─── Supplied material
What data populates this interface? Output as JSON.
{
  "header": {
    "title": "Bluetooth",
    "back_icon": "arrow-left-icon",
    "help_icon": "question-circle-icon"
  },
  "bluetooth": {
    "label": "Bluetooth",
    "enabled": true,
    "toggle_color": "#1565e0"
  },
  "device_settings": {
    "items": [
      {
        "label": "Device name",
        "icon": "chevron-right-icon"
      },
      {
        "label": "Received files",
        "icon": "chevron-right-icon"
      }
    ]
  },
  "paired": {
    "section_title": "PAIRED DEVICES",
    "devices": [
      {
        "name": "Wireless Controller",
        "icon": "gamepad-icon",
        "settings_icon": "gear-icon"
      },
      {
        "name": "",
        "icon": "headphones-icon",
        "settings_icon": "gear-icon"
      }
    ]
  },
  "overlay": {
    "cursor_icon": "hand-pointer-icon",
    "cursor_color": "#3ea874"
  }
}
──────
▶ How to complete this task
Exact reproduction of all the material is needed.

▶ Solution for this task
What data populates this interface? Output as JSON.
{
  "header": {
    "title": "Bluetooth",
    "back_icon": "arrow-left-icon",
    "help_icon": "question-circle-icon"
  },
  "bluetooth": {
    "label": "Bluetooth",
    "enabled": true,
    "toggle_color": "#1565e0"
  },
  "device_settings": {
    "items": [
      {
        "label": "Device name",
        "icon": "chevron-right-icon"
      },
      {
        "label": "Received files",
        "icon": "chevron-right-icon"
      }
    ]
  },
  "paired": {
    "section_title": "PAIRED DEVICES",
    "devices": [
      {
        "name": "Wireless Controller",
        "icon": "gamepad-icon",
        "settings_icon": "gear-icon"
      },
      {
        "name": "",
        "icon": "headphones-icon",
        "settings_icon": "gear-icon"
      }
    ]
  },
  "overlay": {
    "cursor_icon": "hand-pointer-icon",
    "cursor_color": "#3ea874"
  }
}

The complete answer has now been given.